This soon became a sort of creativity outlet, a free turf to express ideas I could not use in my day job as an illustrator. I see my photographs as single-frame plays I can write, produce, direct and shoot, but with characters and concepts I grew up with. In a way, I’m exploring an unfulfilled career path, but with Lego and present day tools, like the DSLR camera. It’s old but it’s new. It’s perfect!
~ Vesa Lehtimäki
“Breaking in the Tauntaun (Revised & Rejected) by Avanaut
Why do I take photographs of small plastic figures?
Well, I’m not doing it to change the world. Neither am I bringing attention to worthy causes, or highlighting injustice with my photographs. I do it for the same reason most people do most things, I do it for me. I want to take the sort of photographs that I’d like to see. I want to look at my photographs and say “that’s cool, I want to hang that on my wall.”
The limitations imposed by LEGO minifigures are a big part of the fun of photography for me. Bernard Suits famously defined a game as “the voluntary attempt to overcome unnecessary obstacles”. That perfectly sums up my approach to LEGO photography. I rarely use anything but standard LEGO smiling faces, or the expressionless helmets of Stormtroopers or Darth Vader. Trying to create an emotive photograph with a barely-posable, inert chunk of plastic is a challenge that I never seem to tire of trying to beat.
I take pleasure in the whole process. Combining ideas together within my own set of rules for what makes a good photograph. Finding angles and interesting lines in the viewfinder. Moving the composition around to balance the scene. Changing the lighting mood as I shoot. Playing with hues and saturation curves to add some life to the clinically clean digital capture. It’s all good.
Sometimes it works, and sometimes everything goes in the trash can. As I make more photographs I’m getting better at knowing when an idea doesn’t translate into a good photograph. Over the years I’ve tried to weed out poor qualities and work out what the essence of a good photograph is to me.
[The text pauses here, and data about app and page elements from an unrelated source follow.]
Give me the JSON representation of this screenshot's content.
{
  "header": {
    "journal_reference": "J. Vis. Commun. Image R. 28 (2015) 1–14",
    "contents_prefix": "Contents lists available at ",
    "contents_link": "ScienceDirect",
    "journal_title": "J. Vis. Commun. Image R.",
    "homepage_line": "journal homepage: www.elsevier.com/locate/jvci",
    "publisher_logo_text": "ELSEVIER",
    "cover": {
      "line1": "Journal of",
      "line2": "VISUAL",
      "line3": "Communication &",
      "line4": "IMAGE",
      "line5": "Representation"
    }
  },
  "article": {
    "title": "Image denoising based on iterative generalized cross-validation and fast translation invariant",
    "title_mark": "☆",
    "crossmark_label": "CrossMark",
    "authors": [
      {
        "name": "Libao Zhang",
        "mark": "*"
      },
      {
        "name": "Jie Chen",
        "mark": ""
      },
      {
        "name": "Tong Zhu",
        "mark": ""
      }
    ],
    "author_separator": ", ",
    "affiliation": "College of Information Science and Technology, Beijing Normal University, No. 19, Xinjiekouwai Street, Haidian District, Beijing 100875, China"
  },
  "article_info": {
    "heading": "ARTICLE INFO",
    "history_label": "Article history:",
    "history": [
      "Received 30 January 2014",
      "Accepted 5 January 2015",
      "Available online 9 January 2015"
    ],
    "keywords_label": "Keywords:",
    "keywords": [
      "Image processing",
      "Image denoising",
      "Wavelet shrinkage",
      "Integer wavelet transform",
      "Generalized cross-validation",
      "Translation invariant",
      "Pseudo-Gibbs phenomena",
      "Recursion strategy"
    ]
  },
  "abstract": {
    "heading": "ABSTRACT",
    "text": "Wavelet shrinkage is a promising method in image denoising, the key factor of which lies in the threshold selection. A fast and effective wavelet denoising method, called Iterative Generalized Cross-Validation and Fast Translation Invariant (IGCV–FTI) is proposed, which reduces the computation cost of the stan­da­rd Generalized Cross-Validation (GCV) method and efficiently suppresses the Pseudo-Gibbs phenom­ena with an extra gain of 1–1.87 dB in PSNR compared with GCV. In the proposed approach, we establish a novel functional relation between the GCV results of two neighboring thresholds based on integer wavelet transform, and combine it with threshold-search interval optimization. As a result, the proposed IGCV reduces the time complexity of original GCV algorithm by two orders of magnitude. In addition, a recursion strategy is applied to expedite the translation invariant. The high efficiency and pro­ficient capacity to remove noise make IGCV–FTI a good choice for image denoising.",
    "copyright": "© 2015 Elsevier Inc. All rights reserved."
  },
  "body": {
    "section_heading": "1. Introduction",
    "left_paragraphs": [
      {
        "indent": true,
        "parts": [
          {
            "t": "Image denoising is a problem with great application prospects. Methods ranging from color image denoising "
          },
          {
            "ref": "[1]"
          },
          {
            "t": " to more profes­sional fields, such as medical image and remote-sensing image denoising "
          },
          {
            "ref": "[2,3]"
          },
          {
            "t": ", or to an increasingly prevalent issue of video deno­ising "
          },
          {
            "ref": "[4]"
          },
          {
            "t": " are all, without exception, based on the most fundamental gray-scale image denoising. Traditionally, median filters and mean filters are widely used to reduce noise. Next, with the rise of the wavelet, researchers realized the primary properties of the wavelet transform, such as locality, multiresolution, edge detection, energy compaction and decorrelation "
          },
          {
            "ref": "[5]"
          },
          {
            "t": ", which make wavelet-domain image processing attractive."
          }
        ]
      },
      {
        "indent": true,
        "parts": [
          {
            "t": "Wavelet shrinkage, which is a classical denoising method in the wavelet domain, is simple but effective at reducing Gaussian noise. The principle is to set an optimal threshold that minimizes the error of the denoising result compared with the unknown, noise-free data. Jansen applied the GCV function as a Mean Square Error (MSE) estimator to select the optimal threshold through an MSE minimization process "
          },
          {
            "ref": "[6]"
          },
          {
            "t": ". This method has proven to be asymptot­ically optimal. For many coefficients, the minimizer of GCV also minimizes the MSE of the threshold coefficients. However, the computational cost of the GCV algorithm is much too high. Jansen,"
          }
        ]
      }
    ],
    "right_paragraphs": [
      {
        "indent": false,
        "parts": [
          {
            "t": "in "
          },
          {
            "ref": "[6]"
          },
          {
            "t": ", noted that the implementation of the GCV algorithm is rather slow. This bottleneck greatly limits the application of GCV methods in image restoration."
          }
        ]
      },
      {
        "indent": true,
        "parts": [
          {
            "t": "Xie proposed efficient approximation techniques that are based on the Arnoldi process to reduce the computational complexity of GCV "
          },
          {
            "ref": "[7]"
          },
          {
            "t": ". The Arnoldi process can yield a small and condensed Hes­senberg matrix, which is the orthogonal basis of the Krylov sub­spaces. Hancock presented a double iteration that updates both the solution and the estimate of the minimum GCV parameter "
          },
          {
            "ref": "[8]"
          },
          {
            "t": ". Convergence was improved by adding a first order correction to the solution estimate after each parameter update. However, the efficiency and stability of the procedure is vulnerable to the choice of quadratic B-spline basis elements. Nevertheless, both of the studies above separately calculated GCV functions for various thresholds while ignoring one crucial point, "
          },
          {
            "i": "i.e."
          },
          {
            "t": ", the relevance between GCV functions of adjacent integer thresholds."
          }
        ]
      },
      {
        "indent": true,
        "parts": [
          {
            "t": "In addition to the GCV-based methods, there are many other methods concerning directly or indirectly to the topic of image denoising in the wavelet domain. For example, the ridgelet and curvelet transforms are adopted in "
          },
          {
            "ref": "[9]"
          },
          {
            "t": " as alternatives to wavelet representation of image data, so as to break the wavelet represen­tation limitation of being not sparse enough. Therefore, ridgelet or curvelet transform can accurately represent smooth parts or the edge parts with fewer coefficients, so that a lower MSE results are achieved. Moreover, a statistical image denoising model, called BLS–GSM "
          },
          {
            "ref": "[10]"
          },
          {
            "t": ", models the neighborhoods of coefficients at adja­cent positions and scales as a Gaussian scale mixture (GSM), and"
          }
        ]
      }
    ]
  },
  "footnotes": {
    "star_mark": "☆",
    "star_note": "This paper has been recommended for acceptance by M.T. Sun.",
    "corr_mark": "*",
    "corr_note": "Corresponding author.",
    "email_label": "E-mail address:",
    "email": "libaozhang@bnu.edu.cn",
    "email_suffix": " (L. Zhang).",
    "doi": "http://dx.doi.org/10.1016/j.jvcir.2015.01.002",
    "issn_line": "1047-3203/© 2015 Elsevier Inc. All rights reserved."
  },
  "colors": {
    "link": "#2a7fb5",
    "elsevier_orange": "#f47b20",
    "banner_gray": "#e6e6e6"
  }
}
I read an excellent quote from Magnum photographer Constantine Manos today that summed up something I have never been able to eloquently put into words – “Try not to take pictures which simply show what something looks like.”. That’s why I take the photographs I do. To try and take LEGO photography above mere “photos of things” and make a story, evoke an emotion, or at least raise a smile.